Most UN observers are waiting with baited breath as the new Secretary General forms his executive team. This is a delicate process. In choosing his staff, Ban Ki-moon must pay due regard to equitable geographic and gender distribution. He is also, no doubt, under intense pressure from various member states to appoint one of their own nationals to top posts. So far, Ban’s inner circle is beginning to take shape. Ban has appointed an award winning Haitian journalist as his spokesperson; a British diplomat as Under-Secretary General for Humanitarian Affairs; a Mexican member of Annan’s administration to lead management reform efforts; and a veteran Indian diplomat as his Chief of Staff. Ban’s spokeswoman has also said that he would appoint an unspecified “woman from the developing world” for the number two spot of Deputy Secretary General.

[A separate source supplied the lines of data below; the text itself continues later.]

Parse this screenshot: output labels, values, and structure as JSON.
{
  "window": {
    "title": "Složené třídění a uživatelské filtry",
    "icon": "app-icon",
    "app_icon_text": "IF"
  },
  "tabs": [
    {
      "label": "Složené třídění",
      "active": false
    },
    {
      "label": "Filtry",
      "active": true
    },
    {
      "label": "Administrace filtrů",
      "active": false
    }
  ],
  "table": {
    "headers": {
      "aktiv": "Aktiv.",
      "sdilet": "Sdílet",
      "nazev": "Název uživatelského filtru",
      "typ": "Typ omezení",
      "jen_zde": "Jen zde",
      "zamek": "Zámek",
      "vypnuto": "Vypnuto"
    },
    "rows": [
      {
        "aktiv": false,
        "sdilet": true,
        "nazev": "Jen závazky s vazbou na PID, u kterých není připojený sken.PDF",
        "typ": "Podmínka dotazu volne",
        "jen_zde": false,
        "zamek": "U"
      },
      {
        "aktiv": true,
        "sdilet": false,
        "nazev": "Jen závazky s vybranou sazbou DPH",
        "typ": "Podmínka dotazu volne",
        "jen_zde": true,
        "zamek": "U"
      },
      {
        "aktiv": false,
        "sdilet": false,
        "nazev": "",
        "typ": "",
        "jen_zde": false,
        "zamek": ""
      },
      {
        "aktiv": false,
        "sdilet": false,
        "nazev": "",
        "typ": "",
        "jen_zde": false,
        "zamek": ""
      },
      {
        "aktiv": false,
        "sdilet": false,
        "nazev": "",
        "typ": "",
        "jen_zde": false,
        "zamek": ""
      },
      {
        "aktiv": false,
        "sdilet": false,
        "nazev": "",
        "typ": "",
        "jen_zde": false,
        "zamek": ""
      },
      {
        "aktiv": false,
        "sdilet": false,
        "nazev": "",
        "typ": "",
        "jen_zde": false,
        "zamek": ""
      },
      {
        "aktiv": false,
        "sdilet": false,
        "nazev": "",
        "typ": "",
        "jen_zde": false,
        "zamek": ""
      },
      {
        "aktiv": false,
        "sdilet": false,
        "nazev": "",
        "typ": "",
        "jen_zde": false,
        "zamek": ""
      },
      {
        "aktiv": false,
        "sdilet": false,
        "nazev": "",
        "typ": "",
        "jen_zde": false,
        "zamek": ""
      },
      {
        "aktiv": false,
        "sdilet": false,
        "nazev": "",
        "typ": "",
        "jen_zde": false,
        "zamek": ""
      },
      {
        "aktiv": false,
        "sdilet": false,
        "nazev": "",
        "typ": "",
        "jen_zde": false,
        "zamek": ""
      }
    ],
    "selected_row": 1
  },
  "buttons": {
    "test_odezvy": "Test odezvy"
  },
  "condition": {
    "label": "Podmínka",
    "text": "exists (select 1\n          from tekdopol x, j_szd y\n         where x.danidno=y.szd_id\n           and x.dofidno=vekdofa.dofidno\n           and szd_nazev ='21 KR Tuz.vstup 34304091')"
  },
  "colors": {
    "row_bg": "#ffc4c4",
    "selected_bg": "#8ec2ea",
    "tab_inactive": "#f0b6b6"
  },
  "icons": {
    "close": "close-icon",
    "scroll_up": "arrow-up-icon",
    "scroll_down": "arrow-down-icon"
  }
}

Among the five permanent members of the Security Council, the Americans, British, and French have historically pressed hardest to have their nationals represented in top posts. And two of the most prized posts, the chief of the Department of Political Affairs (the UN’s equivalent of a State Department) and the Undersecretary General for Peacekeeping Operations, have yet to be named. With a Britain already appointed as the UN humanitarian chief, this raises speculation that the Americans are one of the leading contenders to fill the peacekeeping post.
This would be somewhat unheard of within the walls of the General Secretariat. No doubt, these next few weeks will be interesting as the offices on the 38th floor take shape.